baby bearSome years you notice mini-trends in books. Ninjas. Water tanks of the New York skyline. Oceans. Yetis. And then there are the constants. Bedtime. Animals that say the wrong thing. Alphabet books. And BEARS. Always, there are bears.

Why bears? In some cultures, the bear signifies strength, courage, and power. A bear can seem very human-like, walking on two legs, catching food with those hand-like paws. In heraldry, the bear can mean strength, cunning, healing, and bravery. There’s mama bear, protecting her cub at all costs. Humans just seem to love and revere the bear.

This year, there are several bear books that made me take note. If you read this blog regularly, you already know my love for Finding Winnie. The Bear Ate your Sandwich is getting a lot of love, and I do like that surprise ending as well as the illustrations.
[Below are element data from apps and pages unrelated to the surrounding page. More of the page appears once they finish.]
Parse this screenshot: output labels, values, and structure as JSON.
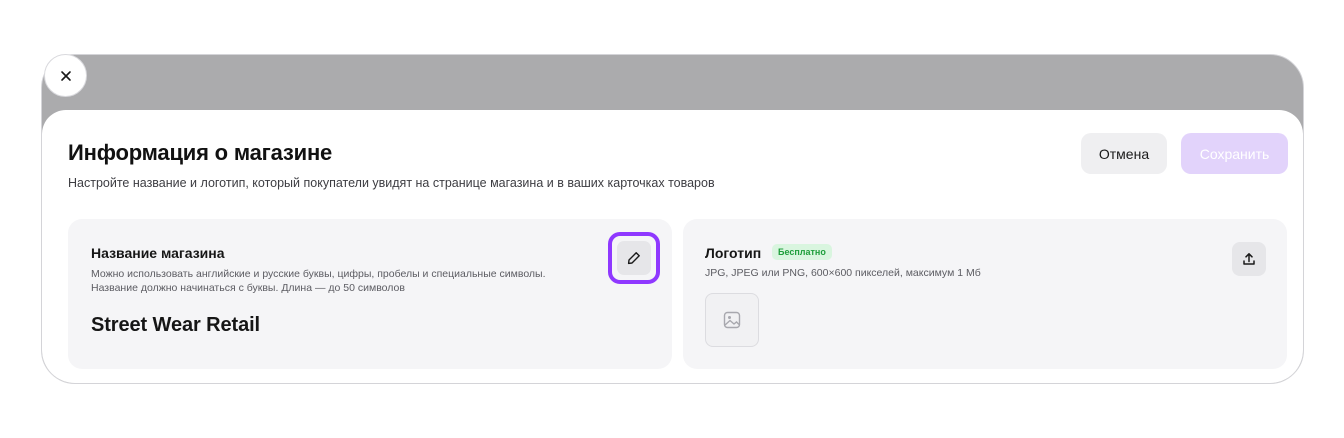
{
  "close": {
    "icon": "close-icon"
  },
  "header": {
    "title": "Информация о магазине",
    "subtitle": "Настройте название и логотип, который покупатели увидят на странице магазина и в ваших карточках товаров",
    "cancel_label": "Отмена",
    "save_label": "Сохранить"
  },
  "name_card": {
    "title": "Название магазина",
    "hint": "Можно использовать английские и русские буквы, цифры, пробелы и специальные символы. Название должно начинаться с буквы. Длина — до 50 символов",
    "value": "Street Wear Retail",
    "edit_icon": "pencil-icon"
  },
  "logo_card": {
    "title": "Логотип",
    "badge": "Бесплатно",
    "hint": "JPG, JPEG или PNG, 600×600 пикселей, максимум 1 Мб",
    "placeholder_icon": "image-icon",
    "upload_icon": "upload-icon"
  },
  "colors": {
    "accent": "#8f38ff",
    "save_disabled": "#e2d3fb",
    "badge_bg": "#d9f5df",
    "badge_text": "#1f9e3c",
    "overlay": "#ababad"
  }
}
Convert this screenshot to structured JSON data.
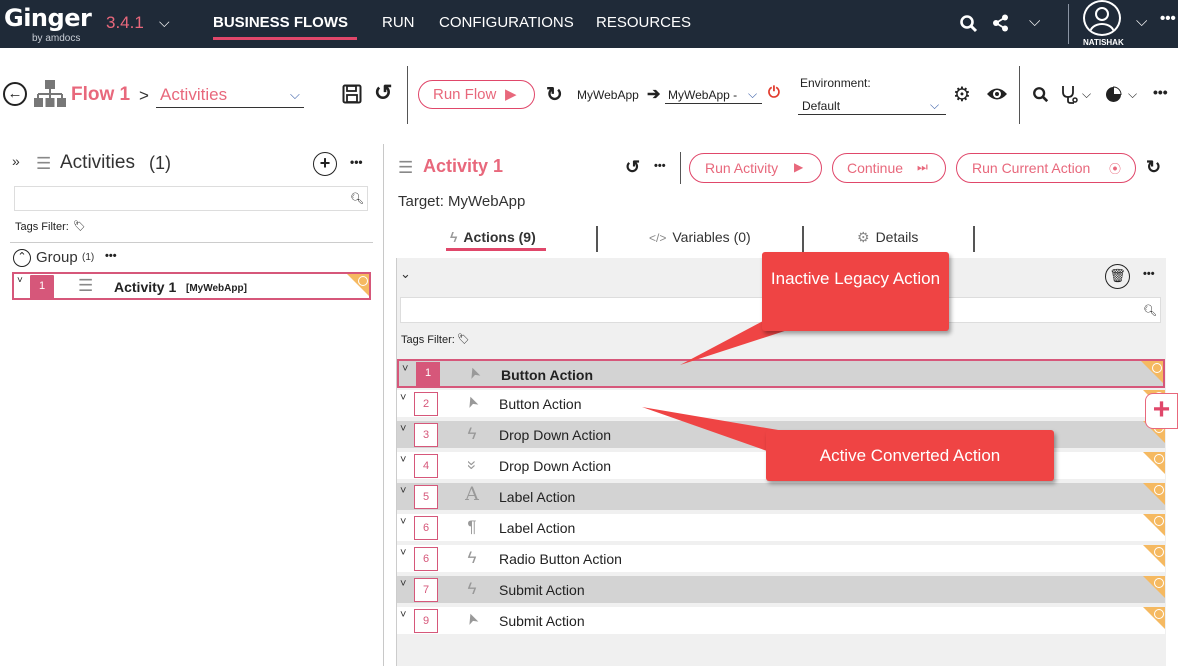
{
  "app": {
    "logo": "Ginger",
    "logo_sub": "by amdocs",
    "version": "3.4.1",
    "user": "NATISHAK"
  },
  "nav": {
    "items": [
      "BUSINESS FLOWS",
      "RUN",
      "CONFIGURATIONS",
      "RESOURCES"
    ]
  },
  "toolbar": {
    "flow_title": "Flow 1",
    "separator": ">",
    "view_select": "Activities",
    "run_flow": "Run Flow",
    "target_app": "MyWebApp",
    "agent_select": "MyWebApp -",
    "env_label": "Environment:",
    "env_value": "Default"
  },
  "activities_panel": {
    "title": "Activities",
    "count": "(1)",
    "tags_filter": "Tags Filter:",
    "group_name": "Group",
    "group_count": "(1)",
    "activity": {
      "num": "1",
      "name": "Activity 1",
      "target": "[MyWebApp]"
    }
  },
  "activity_detail": {
    "title": "Activity 1",
    "run_activity": "Run Activity",
    "continue": "Continue",
    "run_current_action": "Run Current Action",
    "target": "Target: MyWebApp",
    "tabs": {
      "actions": "Actions (9)",
      "variables": "Variables (0)",
      "details": "Details"
    },
    "tags_filter": "Tags Filter:"
  },
  "actions": [
    {
      "num": "1",
      "label": "Button Action",
      "icon": "cursor-icon",
      "style": "gray",
      "selected": true
    },
    {
      "num": "2",
      "label": "Button Action",
      "icon": "cursor-icon",
      "style": "white",
      "selected": false
    },
    {
      "num": "3",
      "label": "Drop Down Action",
      "icon": "bolt-icon",
      "style": "gray",
      "selected": false
    },
    {
      "num": "4",
      "label": "Drop Down Action",
      "icon": "double-chevron-icon",
      "style": "white",
      "selected": false
    },
    {
      "num": "5",
      "label": "Label Action",
      "icon": "letter-a-icon",
      "style": "gray",
      "selected": false
    },
    {
      "num": "6",
      "label": "Label Action",
      "icon": "pilcrow-icon",
      "style": "white",
      "selected": false
    },
    {
      "num": "6",
      "label": "Radio Button Action",
      "icon": "bolt-icon",
      "style": "white",
      "selected": false
    },
    {
      "num": "7",
      "label": "Submit Action",
      "icon": "bolt-icon",
      "style": "gray",
      "selected": false
    },
    {
      "num": "9",
      "label": "Submit Action",
      "icon": "cursor-icon",
      "style": "white",
      "selected": false
    }
  ],
  "callouts": {
    "inactive": "Inactive Legacy Action",
    "active": "Active Converted Action"
  },
  "colors": {
    "accent": "#e0476a",
    "topbar": "#1f2a38",
    "corner": "#f5b961",
    "callout": "#ef4444"
  }
}
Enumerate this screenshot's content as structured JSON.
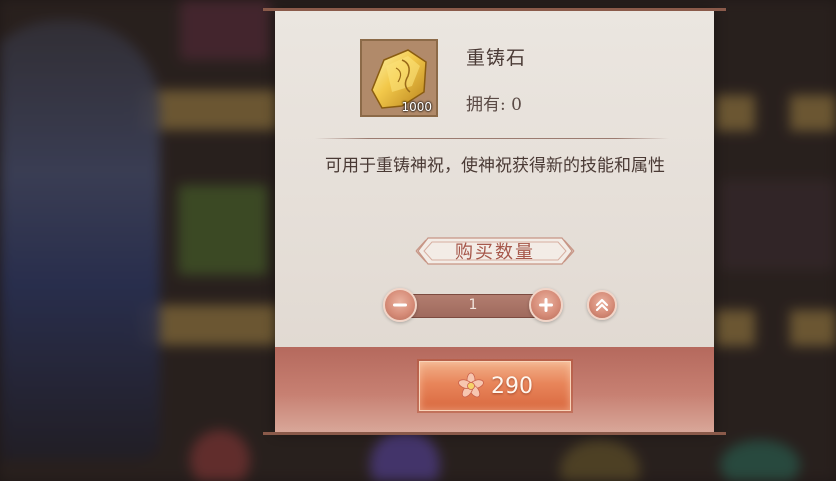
{
  "item": {
    "name": "重铸石",
    "owned": "拥有: 0",
    "stack_count": "1000",
    "icon": "forging-stone-icon"
  },
  "description": "可用于重铸神祝，使神祝获得新的技能和属性",
  "purchase": {
    "title": "购买数量",
    "quantity": "1",
    "price": "290",
    "currency_icon": "lotus-currency-icon"
  },
  "colors": {
    "accent": "#a6574a",
    "footer": "#b5695d",
    "button": "#e8855a"
  }
}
There’s a little toy bear in Kevin Henkes’ Waiting, another of my favourites this year. These books are already winning some of the Mock Caldecott elections being held.

from "Bear & Bunny"

from “Bear & Bunny”

Have you seen Bear and Bunny, by Daniel Pinkwater, illustrated by Will Hillenbrand? Pinkwater can certainly tell a fine story, and this one has just the right amount of absurdity for my tastes. Hillenbrand wryly extends the characters with a pastel palette of mixed-media, creating the perfect world for these fine friends. And in Lily and Bear, Lisa Stubbs brings child-like drawings to life with another friendship tale.

Want more bears? For the sheer “awwwww” factor, try Kadir Nelson’s Baby Bear. Those eyes get the crowd every time. I shared this book with older kids who just gushed over those giant baby bear eyes. Nelson also uses moonlight in the most amazing ways in this book. Because I am fascinated with Medieval manuscripts, I just adore Brother Hugo and the Bear. Try this one with older elementary aged kids who can appreciate a good story. A bear who eats books? Of course they will be intrigued.

three bearsIf you enjoy literary allusions in your picture books, test out the waters with Three Bears in a Boat, by David Soman. Find hints of Moby Dick, Huck Finn, and Where the Wild Things Are in this tale of three naughty bears who break their mother’s prized shell and adventure out to replace it.

What are your favourite bear books? This year has seen plenty of new bear books, I only named a few. Share your favs in the comments!